= YOUR TASK =
Report every line from the following entries that contains the string "JSON".

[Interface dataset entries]
********
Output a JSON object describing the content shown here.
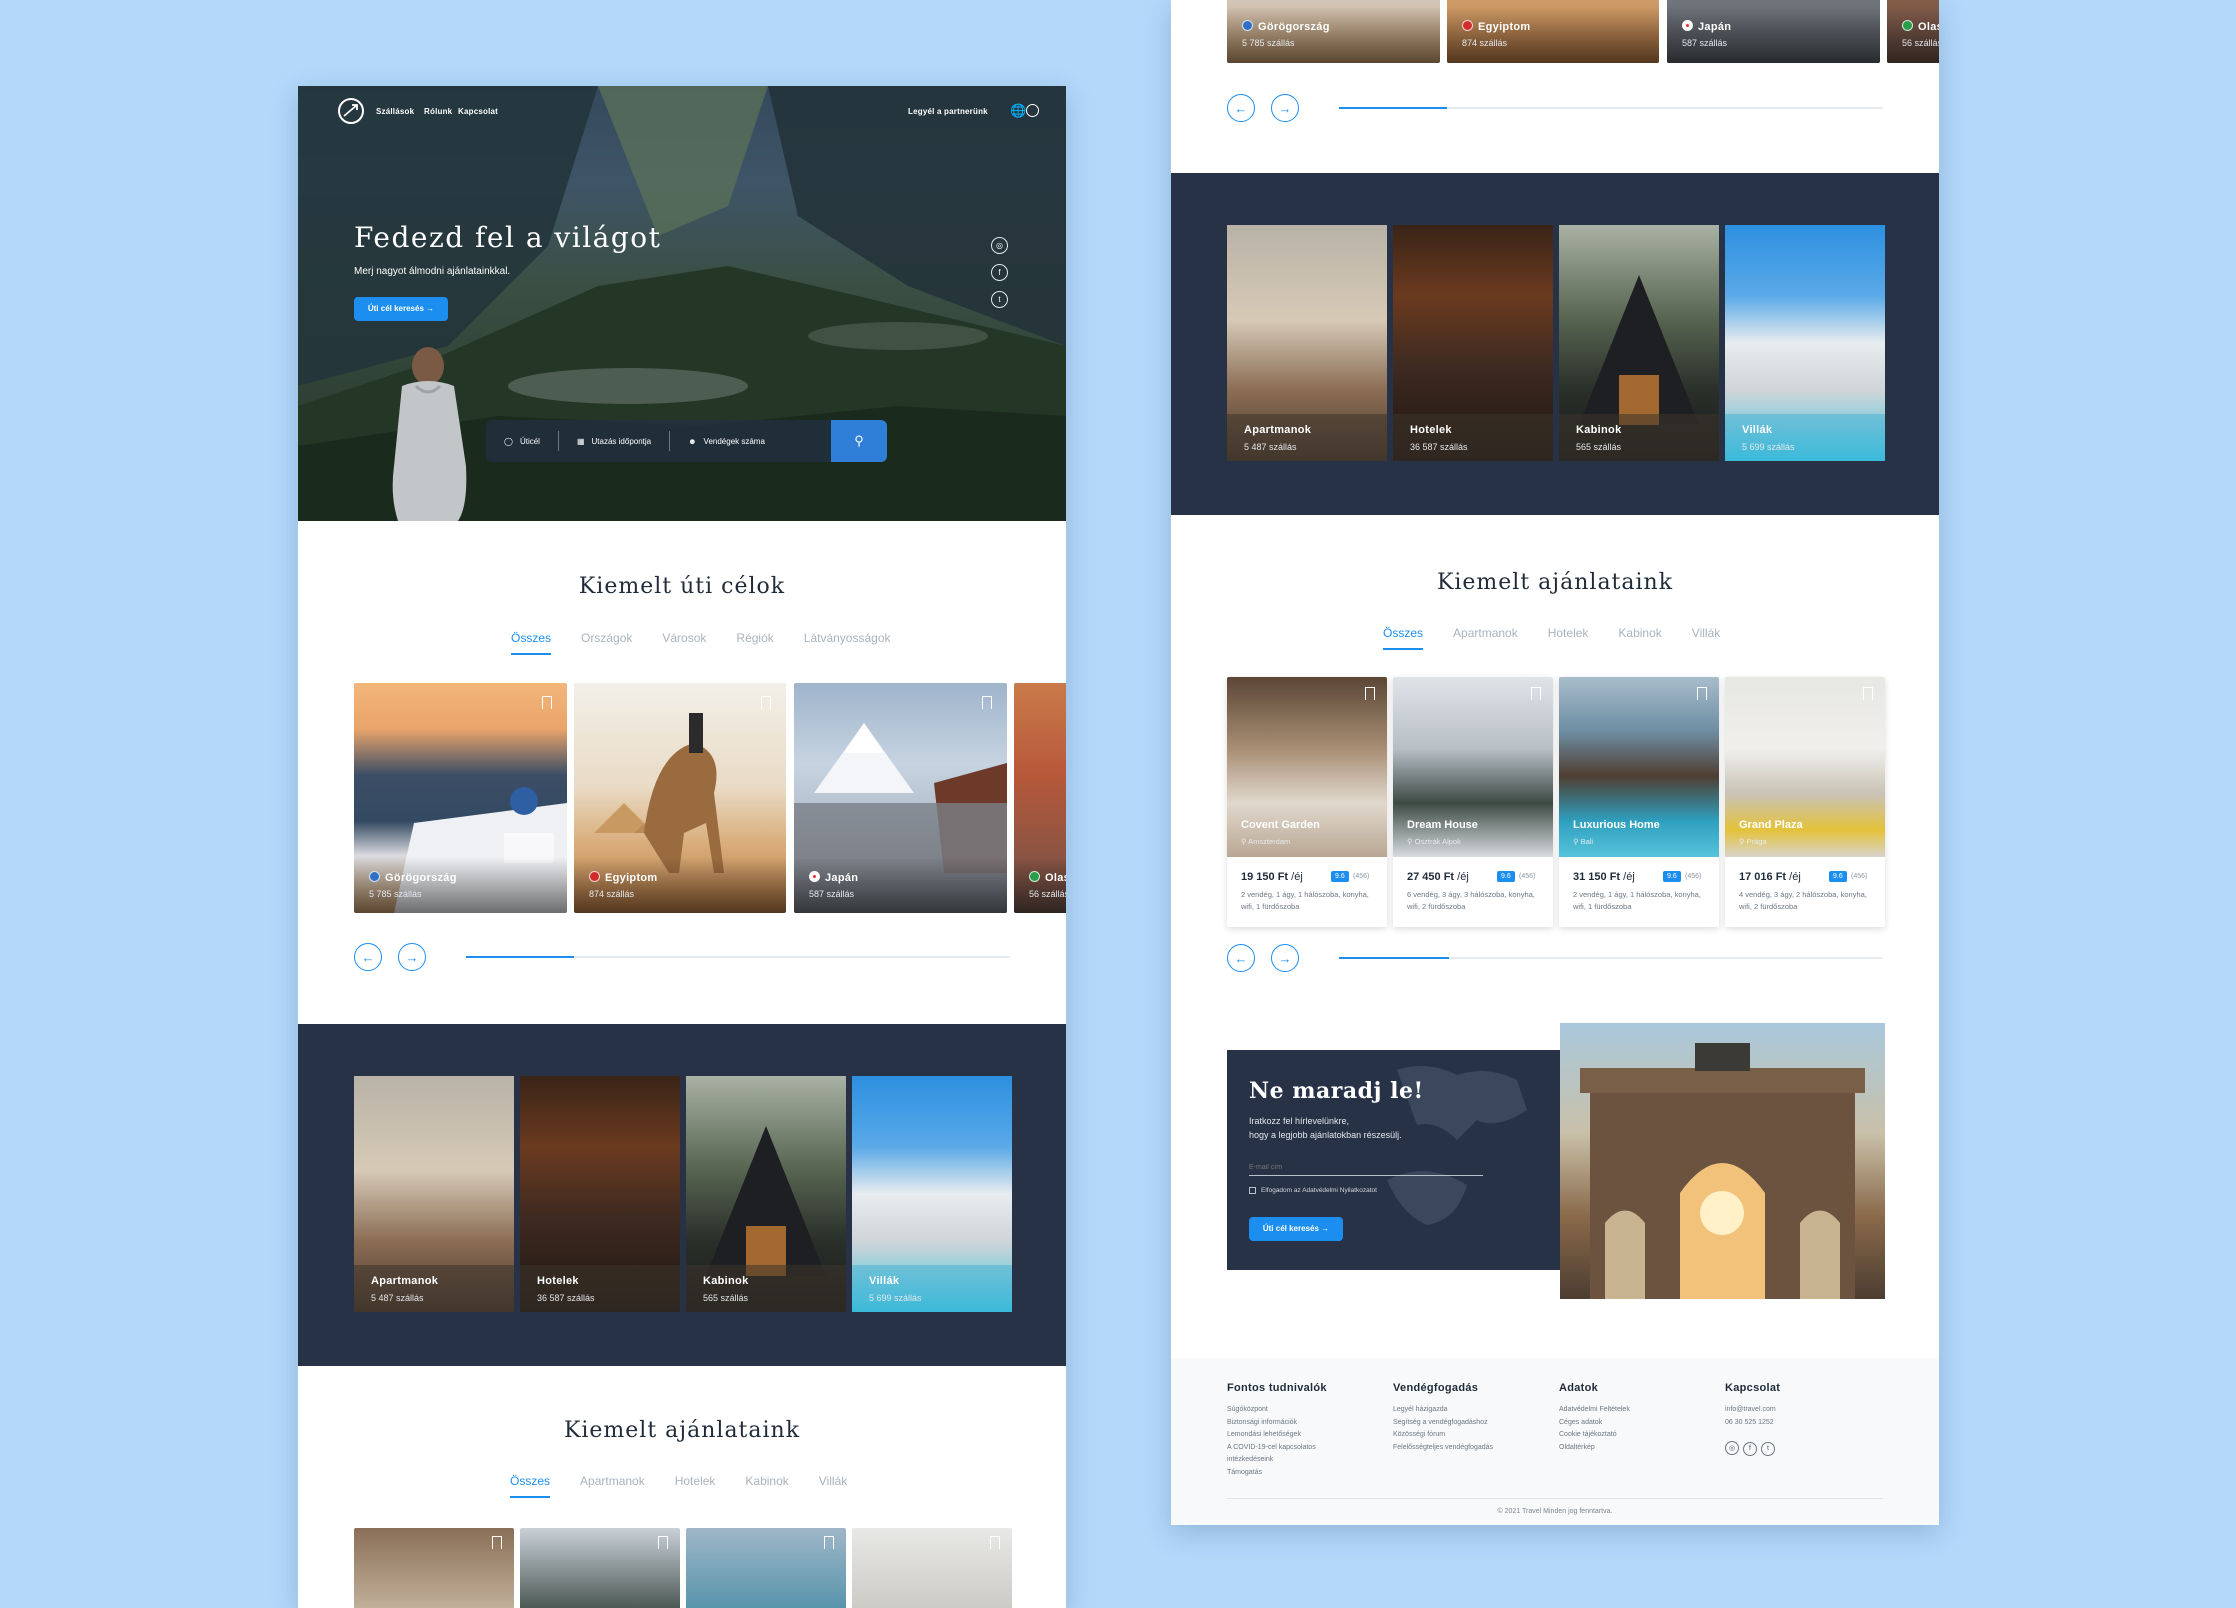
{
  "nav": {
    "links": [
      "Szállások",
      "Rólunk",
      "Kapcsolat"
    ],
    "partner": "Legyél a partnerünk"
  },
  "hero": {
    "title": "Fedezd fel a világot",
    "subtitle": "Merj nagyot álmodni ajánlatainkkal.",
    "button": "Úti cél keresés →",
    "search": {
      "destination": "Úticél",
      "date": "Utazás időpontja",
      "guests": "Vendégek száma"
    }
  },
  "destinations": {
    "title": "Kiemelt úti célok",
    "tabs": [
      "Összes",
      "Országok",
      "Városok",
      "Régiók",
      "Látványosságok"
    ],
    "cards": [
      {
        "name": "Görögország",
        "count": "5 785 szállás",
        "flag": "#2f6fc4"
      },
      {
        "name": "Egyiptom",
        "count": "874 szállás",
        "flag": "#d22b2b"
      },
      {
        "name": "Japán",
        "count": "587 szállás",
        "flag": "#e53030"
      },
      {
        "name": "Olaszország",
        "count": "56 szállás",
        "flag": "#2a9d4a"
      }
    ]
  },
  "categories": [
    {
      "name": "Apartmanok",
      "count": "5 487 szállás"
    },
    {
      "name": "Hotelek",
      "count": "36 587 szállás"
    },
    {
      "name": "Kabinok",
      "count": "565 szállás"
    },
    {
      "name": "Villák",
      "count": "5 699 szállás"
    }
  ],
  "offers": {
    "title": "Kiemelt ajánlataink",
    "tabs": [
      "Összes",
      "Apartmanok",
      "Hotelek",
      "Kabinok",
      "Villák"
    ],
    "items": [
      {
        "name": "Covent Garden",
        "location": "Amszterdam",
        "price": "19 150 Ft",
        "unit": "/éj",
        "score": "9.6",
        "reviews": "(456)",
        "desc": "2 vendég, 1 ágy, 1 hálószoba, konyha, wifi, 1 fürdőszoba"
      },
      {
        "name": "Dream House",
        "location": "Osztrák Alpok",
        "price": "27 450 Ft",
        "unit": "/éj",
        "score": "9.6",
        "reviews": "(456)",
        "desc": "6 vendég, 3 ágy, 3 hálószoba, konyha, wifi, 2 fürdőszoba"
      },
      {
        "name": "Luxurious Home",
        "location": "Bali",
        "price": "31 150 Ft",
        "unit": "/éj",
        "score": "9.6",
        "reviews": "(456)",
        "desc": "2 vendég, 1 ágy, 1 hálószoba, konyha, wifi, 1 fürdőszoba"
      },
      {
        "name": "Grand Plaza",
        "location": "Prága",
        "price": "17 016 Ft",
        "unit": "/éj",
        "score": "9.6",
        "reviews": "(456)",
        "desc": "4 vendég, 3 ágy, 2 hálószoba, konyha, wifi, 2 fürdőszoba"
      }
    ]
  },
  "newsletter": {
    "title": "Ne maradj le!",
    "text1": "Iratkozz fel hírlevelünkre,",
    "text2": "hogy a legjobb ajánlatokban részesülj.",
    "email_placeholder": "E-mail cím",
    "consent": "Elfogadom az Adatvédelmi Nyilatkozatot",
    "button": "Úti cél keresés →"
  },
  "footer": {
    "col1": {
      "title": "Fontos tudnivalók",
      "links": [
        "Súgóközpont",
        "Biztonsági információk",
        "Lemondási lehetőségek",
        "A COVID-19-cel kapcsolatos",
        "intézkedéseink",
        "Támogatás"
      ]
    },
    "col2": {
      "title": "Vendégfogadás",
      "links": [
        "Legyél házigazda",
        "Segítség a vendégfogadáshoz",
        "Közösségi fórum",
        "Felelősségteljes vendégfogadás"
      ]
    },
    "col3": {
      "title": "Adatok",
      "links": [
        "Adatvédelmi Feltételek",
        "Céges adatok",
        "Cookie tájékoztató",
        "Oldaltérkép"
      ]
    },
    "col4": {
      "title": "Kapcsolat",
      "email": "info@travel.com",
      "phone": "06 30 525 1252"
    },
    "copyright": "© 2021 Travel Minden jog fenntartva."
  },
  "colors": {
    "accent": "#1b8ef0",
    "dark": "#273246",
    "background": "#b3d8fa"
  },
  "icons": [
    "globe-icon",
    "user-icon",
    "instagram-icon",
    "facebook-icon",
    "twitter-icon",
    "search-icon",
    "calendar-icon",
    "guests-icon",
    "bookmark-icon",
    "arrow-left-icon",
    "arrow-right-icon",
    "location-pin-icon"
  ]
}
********
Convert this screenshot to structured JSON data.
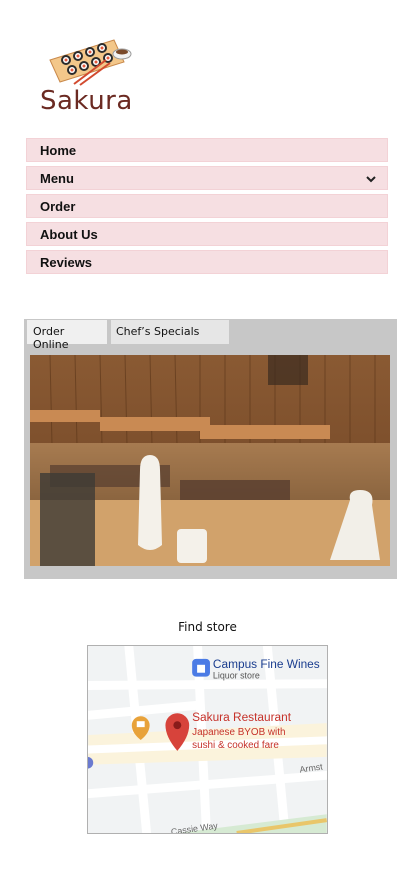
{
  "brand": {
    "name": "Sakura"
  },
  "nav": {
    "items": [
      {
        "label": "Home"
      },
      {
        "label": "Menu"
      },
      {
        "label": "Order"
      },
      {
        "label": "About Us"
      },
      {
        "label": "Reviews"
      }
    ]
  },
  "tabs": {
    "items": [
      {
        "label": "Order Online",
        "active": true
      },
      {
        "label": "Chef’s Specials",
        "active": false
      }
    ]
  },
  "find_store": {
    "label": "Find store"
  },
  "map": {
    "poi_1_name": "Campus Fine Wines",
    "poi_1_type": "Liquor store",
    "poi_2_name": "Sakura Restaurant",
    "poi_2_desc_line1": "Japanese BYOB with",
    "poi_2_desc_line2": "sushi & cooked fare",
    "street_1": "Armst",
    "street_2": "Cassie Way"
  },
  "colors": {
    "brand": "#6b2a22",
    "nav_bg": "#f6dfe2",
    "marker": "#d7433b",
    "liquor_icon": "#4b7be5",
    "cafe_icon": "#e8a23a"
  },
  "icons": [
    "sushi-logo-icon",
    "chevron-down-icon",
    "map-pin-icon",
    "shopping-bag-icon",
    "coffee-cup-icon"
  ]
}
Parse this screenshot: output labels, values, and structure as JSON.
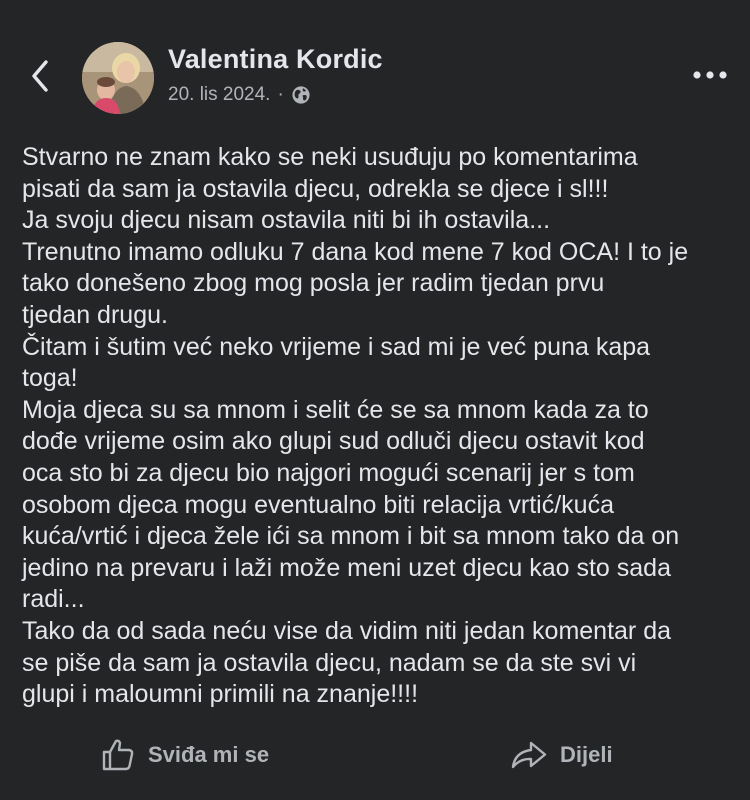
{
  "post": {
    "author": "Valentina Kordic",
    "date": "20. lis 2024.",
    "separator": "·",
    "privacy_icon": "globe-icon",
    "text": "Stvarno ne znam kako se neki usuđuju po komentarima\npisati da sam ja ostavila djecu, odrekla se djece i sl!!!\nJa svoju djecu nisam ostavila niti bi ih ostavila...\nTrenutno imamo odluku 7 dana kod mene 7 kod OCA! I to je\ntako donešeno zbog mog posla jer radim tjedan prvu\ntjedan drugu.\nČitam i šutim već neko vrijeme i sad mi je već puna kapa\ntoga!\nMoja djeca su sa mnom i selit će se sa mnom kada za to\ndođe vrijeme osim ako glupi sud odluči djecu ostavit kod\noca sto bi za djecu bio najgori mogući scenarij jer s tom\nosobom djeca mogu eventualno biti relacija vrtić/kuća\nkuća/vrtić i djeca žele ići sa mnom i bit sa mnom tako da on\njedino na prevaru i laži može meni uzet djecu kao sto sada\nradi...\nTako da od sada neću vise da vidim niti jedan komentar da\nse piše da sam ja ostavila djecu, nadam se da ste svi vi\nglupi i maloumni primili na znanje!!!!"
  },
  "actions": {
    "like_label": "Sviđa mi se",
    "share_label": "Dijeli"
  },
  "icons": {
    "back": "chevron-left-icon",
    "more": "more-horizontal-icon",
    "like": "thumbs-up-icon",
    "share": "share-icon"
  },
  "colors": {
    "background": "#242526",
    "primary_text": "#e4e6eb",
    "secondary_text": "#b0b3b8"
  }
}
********
= EXPECTED OUTPUT =
Output a JSON object describing the content shown here.
Convert this screenshot to structured JSON data.
Parse this screenshot: output labels, values, and structure as JSON.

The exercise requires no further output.